[Data items]
------

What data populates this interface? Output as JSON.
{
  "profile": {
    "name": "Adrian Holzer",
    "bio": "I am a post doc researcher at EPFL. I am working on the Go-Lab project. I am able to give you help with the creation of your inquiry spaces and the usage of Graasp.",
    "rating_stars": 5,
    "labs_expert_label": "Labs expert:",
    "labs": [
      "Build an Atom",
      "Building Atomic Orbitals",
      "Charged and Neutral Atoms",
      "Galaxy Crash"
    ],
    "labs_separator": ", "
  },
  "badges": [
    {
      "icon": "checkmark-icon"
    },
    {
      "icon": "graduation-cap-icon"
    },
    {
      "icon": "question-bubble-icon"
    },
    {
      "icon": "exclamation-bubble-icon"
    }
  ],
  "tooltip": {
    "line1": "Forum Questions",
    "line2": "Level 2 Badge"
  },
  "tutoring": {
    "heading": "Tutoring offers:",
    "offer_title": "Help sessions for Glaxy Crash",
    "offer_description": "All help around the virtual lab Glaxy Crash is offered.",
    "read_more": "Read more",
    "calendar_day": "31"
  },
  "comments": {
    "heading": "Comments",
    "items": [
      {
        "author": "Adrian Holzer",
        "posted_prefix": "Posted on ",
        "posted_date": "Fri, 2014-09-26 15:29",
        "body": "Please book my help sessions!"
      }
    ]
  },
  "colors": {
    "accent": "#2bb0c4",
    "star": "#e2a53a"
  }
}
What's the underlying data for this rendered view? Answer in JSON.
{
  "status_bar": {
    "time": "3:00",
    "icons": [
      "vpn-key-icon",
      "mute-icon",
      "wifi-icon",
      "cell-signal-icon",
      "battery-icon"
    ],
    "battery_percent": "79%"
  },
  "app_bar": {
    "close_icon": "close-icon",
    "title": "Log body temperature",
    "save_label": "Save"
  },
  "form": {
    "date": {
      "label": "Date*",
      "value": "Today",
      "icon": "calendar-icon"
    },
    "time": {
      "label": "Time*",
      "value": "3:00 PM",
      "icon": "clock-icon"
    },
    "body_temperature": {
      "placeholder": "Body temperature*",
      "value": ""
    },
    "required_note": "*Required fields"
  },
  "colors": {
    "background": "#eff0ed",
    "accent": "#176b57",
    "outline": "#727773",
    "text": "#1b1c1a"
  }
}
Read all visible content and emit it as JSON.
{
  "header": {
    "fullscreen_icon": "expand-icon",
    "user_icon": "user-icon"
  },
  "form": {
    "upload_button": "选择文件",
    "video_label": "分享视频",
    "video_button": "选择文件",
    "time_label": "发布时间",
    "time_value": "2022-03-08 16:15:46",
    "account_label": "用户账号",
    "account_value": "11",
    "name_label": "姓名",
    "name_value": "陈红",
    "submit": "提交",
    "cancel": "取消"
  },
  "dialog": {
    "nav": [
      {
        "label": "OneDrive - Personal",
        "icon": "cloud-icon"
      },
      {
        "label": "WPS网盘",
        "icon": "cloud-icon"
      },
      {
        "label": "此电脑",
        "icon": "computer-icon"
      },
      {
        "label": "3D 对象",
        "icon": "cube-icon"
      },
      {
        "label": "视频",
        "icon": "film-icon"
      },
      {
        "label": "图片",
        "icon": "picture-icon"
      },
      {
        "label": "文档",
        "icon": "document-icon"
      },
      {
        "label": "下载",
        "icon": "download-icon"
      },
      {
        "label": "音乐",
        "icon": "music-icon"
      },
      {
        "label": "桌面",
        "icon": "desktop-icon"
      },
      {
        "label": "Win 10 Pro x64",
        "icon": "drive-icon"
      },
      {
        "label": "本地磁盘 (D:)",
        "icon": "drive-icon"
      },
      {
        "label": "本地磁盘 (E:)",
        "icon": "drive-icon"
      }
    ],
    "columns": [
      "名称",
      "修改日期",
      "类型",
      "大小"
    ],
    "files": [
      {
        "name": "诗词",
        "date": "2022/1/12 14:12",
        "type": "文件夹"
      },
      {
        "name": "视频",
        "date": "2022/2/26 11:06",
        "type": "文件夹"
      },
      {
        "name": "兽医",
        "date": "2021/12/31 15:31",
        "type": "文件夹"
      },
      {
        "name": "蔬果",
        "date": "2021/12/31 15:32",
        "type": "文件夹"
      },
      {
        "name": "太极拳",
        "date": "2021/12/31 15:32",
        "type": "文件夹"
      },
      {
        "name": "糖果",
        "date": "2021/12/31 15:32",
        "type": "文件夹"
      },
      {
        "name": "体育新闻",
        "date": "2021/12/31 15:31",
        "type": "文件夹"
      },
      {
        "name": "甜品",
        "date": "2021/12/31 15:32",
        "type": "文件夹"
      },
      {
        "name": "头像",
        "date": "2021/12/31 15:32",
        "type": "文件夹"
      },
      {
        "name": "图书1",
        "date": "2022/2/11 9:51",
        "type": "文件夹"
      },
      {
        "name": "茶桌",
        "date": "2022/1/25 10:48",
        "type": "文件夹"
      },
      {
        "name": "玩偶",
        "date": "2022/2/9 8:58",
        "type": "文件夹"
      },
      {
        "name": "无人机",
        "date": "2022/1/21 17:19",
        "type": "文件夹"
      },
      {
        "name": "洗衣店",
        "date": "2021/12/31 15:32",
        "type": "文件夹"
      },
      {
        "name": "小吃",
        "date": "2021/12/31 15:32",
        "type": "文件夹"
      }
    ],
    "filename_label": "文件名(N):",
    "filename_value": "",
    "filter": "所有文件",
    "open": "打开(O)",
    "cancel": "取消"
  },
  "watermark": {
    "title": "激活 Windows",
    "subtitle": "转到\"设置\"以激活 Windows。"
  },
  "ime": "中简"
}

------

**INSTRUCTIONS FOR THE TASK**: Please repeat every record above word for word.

**RESULT BELOW**:
What data populates this interface? Output as JSON.
{
  "profile": {
    "name": "Adrian Holzer",
    "bio": "I am a post doc researcher at EPFL. I am working on the Go-Lab project. I am able to give you help with the creation of your inquiry spaces and the usage of Graasp.",
    "rating_stars": 5,
    "labs_expert_label": "Labs expert:",
    "labs": [
      "Build an Atom",
      "Building Atomic Orbitals",
      "Charged and Neutral Atoms",
      "Galaxy Crash"
    ],
    "labs_separator": ", "
  },
  "badges": [
    {
      "icon": "checkmark-icon"
    },
    {
      "icon": "graduation-cap-icon"
    },
    {
      "icon": "question-bubble-icon"
    },
    {
      "icon": "exclamation-bubble-icon"
    }
  ],
  "tooltip": {
    "line1": "Forum Questions",
    "line2": "Level 2 Badge"
  },
  "tutoring": {
    "heading": "Tutoring offers:",
    "offer_title": "Help sessions for Glaxy Crash",
    "offer_description": "All help around the virtual lab Glaxy Crash is offered.",
    "read_more": "Read more",
    "calendar_day": "31"
  },
  "comments": {
    "heading": "Comments",
    "items": [
      {
        "author": "Adrian Holzer",
        "posted_prefix": "Posted on ",
        "posted_date": "Fri, 2014-09-26 15:29",
        "body": "Please book my help sessions!"
      }
    ]
  },
  "colors": {
    "accent": "#2bb0c4",
    "star": "#e2a53a"
  }
}
What's the underlying data for this rendered view? Answer in JSON.
{
  "status_bar": {
    "time": "3:00",
    "icons": [
      "vpn-key-icon",
      "mute-icon",
      "wifi-icon",
      "cell-signal-icon",
      "battery-icon"
    ],
    "battery_percent": "79%"
  },
  "app_bar": {
    "close_icon": "close-icon",
    "title": "Log body temperature",
    "save_label": "Save"
  },
  "form": {
    "date": {
      "label": "Date*",
      "value": "Today",
      "icon": "calendar-icon"
    },
    "time": {
      "label": "Time*",
      "value": "3:00 PM",
      "icon": "clock-icon"
    },
    "body_temperature": {
      "placeholder": "Body temperature*",
      "value": ""
    },
    "required_note": "*Required fields"
  },
  "colors": {
    "background": "#eff0ed",
    "accent": "#176b57",
    "outline": "#727773",
    "text": "#1b1c1a"
  }
}
Read all visible content and emit it as JSON.
{
  "header": {
    "fullscreen_icon": "expand-icon",
    "user_icon": "user-icon"
  },
  "form": {
    "upload_button": "选择文件",
    "video_label": "分享视频",
    "video_button": "选择文件",
    "time_label": "发布时间",
    "time_value": "2022-03-08 16:15:46",
    "account_label": "用户账号",
    "account_value": "11",
    "name_label": "姓名",
    "name_value": "陈红",
    "submit": "提交",
    "cancel": "取消"
  },
  "dialog": {
    "nav": [
      {
        "label": "OneDrive - Personal",
        "icon": "cloud-icon"
      },
      {
        "label": "WPS网盘",
        "icon": "cloud-icon"
      },
      {
        "label": "此电脑",
        "icon": "computer-icon"
      },
      {
        "label": "3D 对象",
        "icon": "cube-icon"
      },
      {
        "label": "视频",
        "icon": "film-icon"
      },
      {
        "label": "图片",
        "icon": "picture-icon"
      },
      {
        "label": "文档",
        "icon": "document-icon"
      },
      {
        "label": "下载",
        "icon": "download-icon"
      },
      {
        "label": "音乐",
        "icon": "music-icon"
      },
      {
        "label": "桌面",
        "icon": "desktop-icon"
      },
      {
        "label": "Win 10 Pro x64",
        "icon": "drive-icon"
      },
      {
        "label": "本地磁盘 (D:)",
        "icon": "drive-icon"
      },
      {
        "label": "本地磁盘 (E:)",
        "icon": "drive-icon"
      }
    ],
    "columns": [
      "名称",
      "修改日期",
      "类型",
      "大小"
    ],
    "files": [
      {
        "name": "诗词",
        "date": "2022/1/12 14:12",
        "type": "文件夹"
      },
      {
        "name": "视频",
        "date": "2022/2/26 11:06",
        "type": "文件夹"
      },
      {
        "name": "兽医",
        "date": "2021/12/31 15:31",
        "type": "文件夹"
      },
      {
        "name": "蔬果",
        "date": "2021/12/31 15:32",
        "type": "文件夹"
      },
      {
        "name": "太极拳",
        "date": "2021/12/31 15:32",
        "type": "文件夹"
      },
      {
        "name": "糖果",
        "date": "2021/12/31 15:32",
        "type": "文件夹"
      },
      {
        "name": "体育新闻",
        "date": "2021/12/31 15:31",
        "type": "文件夹"
      },
      {
        "name": "甜品",
        "date": "2021/12/31 15:32",
        "type": "文件夹"
      },
      {
        "name": "头像",
        "date": "2021/12/31 15:32",
        "type": "文件夹"
      },
      {
        "name": "图书1",
        "date": "2022/2/11 9:51",
        "type": "文件夹"
      },
      {
        "name": "茶桌",
        "date": "2022/1/25 10:48",
        "type": "文件夹"
      },
      {
        "name": "玩偶",
        "date": "2022/2/9 8:58",
        "type": "文件夹"
      },
      {
        "name": "无人机",
        "date": "2022/1/21 17:19",
        "type": "文件夹"
      },
      {
        "name": "洗衣店",
        "date": "2021/12/31 15:32",
        "type": "文件夹"
      },
      {
        "name": "小吃",
        "date": "2021/12/31 15:32",
        "type": "文件夹"
      }
    ],
    "filename_label": "文件名(N):",
    "filename_value": "",
    "filter": "所有文件",
    "open": "打开(O)",
    "cancel": "取消"
  },
  "watermark": {
    "title": "激活 Windows",
    "subtitle": "转到\"设置\"以激活 Windows。"
  },
  "ime": "中简"
}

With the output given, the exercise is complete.